Description: This is a comprehensive guide to the management of approximately 300 diseases that nurse practitioners are likely to encounter in a clinical practice. It includes a wide variety of acute and chronic health problems in both pediatric and adult populations.
Purpose: The authors' purpose is to provide a clinical resource for nurse practitioners that is current, useful, and patient-focused. The authors have met their objectives. Although there are other similar books in print, the format of this book and the topics covered make it particularly useful for active clinicians.
Audience: This book is written for all nurse practitioners, from the novice to the experienced. At the beginning of each chapter, there is a review of physical assessment techniques of the system that follows. Some readers may find this helpful, while others may deem the review unnecessary. The book has several authors, all of whom are expert clinicians and well credentialed.
Features: The book covers a wide range of illnesses in children and adults, taking a systems approach. Within each system, most common diseases and conditions are covered. The illustrations are clear and instructive, and can be used for patient teaching. Boxed sections are helpful in organizing some material, such as HIV laboratory tests and specimen collection procedures. The bulletted format for differential diagnosis, medications, teaching, and complications enhance the usefulness of the book as an easy-to-use reference in the clinical arena. There are a few shortcomings. First, there is little mention of any complementary or alternative therapies, which is problematic in view of Americans' current widespread and growing use of these. Also, it was confusing to have asthma appear briefly in the respiratory section, and then be covered more completely in the immune disorders section. Finally, the book does a fine job of concisely presenting a large number of conditions in a cursory way, making it a good clinical tool. For more depth in any given topic, however, clinicians must consult other more substantive textbooks.

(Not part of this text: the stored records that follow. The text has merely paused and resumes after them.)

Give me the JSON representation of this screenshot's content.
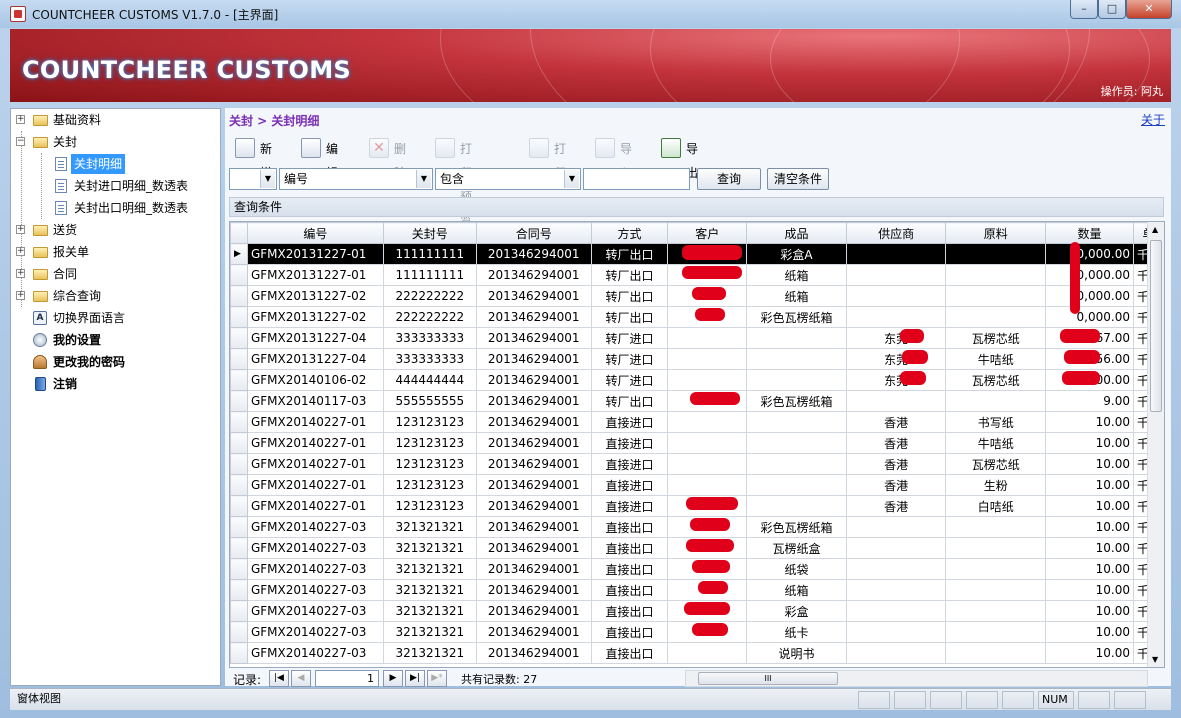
{
  "window": {
    "title": "COUNTCHEER CUSTOMS V1.7.0 - [主界面]",
    "minimize": "–",
    "maximize": "□",
    "close": "✕"
  },
  "banner": {
    "brand": "COUNTCHEER CUSTOMS",
    "operator": "操作员: 阿丸"
  },
  "sidebar": {
    "items": [
      {
        "label": "基础资料",
        "expand": "+"
      },
      {
        "label": "关封",
        "expand": "−"
      },
      {
        "label": "关封明细"
      },
      {
        "label": "关封进口明细_数透表"
      },
      {
        "label": "关封出口明细_数透表"
      },
      {
        "label": "送货",
        "expand": "+"
      },
      {
        "label": "报关单",
        "expand": "+"
      },
      {
        "label": "合同",
        "expand": "+"
      },
      {
        "label": "综合查询",
        "expand": "+"
      },
      {
        "label": "切换界面语言"
      },
      {
        "label": "我的设置"
      },
      {
        "label": "更改我的密码"
      },
      {
        "label": "注销"
      }
    ]
  },
  "content": {
    "breadcrumb": "关封 > 关封明细",
    "close_link": "关于"
  },
  "toolbar": {
    "new": "新增",
    "edit": "编辑",
    "delete": "删除",
    "print_preview": "打印预览",
    "print": "打印",
    "import": "导入",
    "export": "导出"
  },
  "filter": {
    "field": "编号",
    "operator": "包含",
    "value": "",
    "query": "查询",
    "clear": "清空条件",
    "conditions_label": "查询条件"
  },
  "table": {
    "columns": [
      "编号",
      "关封号",
      "合同号",
      "方式",
      "客户",
      "成品",
      "供应商",
      "原料",
      "数量",
      "单"
    ],
    "rows": [
      [
        "GFMX20131227-01",
        "111111111",
        "201346294001",
        "转厂出口",
        "",
        "彩盒A",
        "",
        "",
        "0,000.00",
        "千"
      ],
      [
        "GFMX20131227-01",
        "111111111",
        "201346294001",
        "转厂出口",
        "",
        "纸箱",
        "",
        "",
        "0,000.00",
        "千"
      ],
      [
        "GFMX20131227-02",
        "222222222",
        "201346294001",
        "转厂出口",
        "",
        "纸箱",
        "",
        "",
        "0,000.00",
        "千"
      ],
      [
        "GFMX20131227-02",
        "222222222",
        "201346294001",
        "转厂出口",
        "",
        "彩色瓦楞纸箱",
        "",
        "",
        "0,000.00",
        "千"
      ],
      [
        "GFMX20131227-04",
        "333333333",
        "201346294001",
        "转厂进口",
        "",
        "",
        "东莞",
        "瓦楞芯纸",
        "567.00",
        "千"
      ],
      [
        "GFMX20131227-04",
        "333333333",
        "201346294001",
        "转厂进口",
        "",
        "",
        "东莞",
        "牛咭纸",
        "56.00",
        "千"
      ],
      [
        "GFMX20140106-02",
        "444444444",
        "201346294001",
        "转厂进口",
        "",
        "",
        "东莞",
        "瓦楞芯纸",
        "000.00",
        "千"
      ],
      [
        "GFMX20140117-03",
        "555555555",
        "201346294001",
        "转厂出口",
        "",
        "彩色瓦楞纸箱",
        "",
        "",
        "9.00",
        "千"
      ],
      [
        "GFMX20140227-01",
        "123123123",
        "201346294001",
        "直接进口",
        "",
        "",
        "香港",
        "书写纸",
        "10.00",
        "千"
      ],
      [
        "GFMX20140227-01",
        "123123123",
        "201346294001",
        "直接进口",
        "",
        "",
        "香港",
        "牛咭纸",
        "10.00",
        "千"
      ],
      [
        "GFMX20140227-01",
        "123123123",
        "201346294001",
        "直接进口",
        "",
        "",
        "香港",
        "瓦楞芯纸",
        "10.00",
        "千"
      ],
      [
        "GFMX20140227-01",
        "123123123",
        "201346294001",
        "直接进口",
        "",
        "",
        "香港",
        "生粉",
        "10.00",
        "千"
      ],
      [
        "GFMX20140227-01",
        "123123123",
        "201346294001",
        "直接进口",
        "",
        "",
        "香港",
        "白咭纸",
        "10.00",
        "千"
      ],
      [
        "GFMX20140227-03",
        "321321321",
        "201346294001",
        "直接出口",
        "",
        "彩色瓦楞纸箱",
        "",
        "",
        "10.00",
        "千"
      ],
      [
        "GFMX20140227-03",
        "321321321",
        "201346294001",
        "直接出口",
        "",
        "瓦楞纸盒",
        "",
        "",
        "10.00",
        "千"
      ],
      [
        "GFMX20140227-03",
        "321321321",
        "201346294001",
        "直接出口",
        "",
        "纸袋",
        "",
        "",
        "10.00",
        "千"
      ],
      [
        "GFMX20140227-03",
        "321321321",
        "201346294001",
        "直接出口",
        "",
        "纸箱",
        "",
        "",
        "10.00",
        "千"
      ],
      [
        "GFMX20140227-03",
        "321321321",
        "201346294001",
        "直接出口",
        "",
        "彩盒",
        "",
        "",
        "10.00",
        "千"
      ],
      [
        "GFMX20140227-03",
        "321321321",
        "201346294001",
        "直接出口",
        "",
        "纸卡",
        "",
        "",
        "10.00",
        "千"
      ],
      [
        "GFMX20140227-03",
        "321321321",
        "201346294001",
        "直接出口",
        "",
        "说明书",
        "",
        "",
        "10.00",
        "千"
      ]
    ]
  },
  "navigator": {
    "label": "记录:",
    "current": "1",
    "total": "共有记录数: 27"
  },
  "status": {
    "view": "窗体视图",
    "num": "NUM"
  }
}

Assessment: This is a useful reference for a nurse practitioner to keep handy at the clinical site. The illustrations can be used in patient teaching, and all pertinent information about a host of common conditions can be found. There are other similarly-styled books in various specialties, such as pediatrics or women's health. This book, however, covers most patient groups, so it would be helpful in family practice or a general emergency room or urgent care center.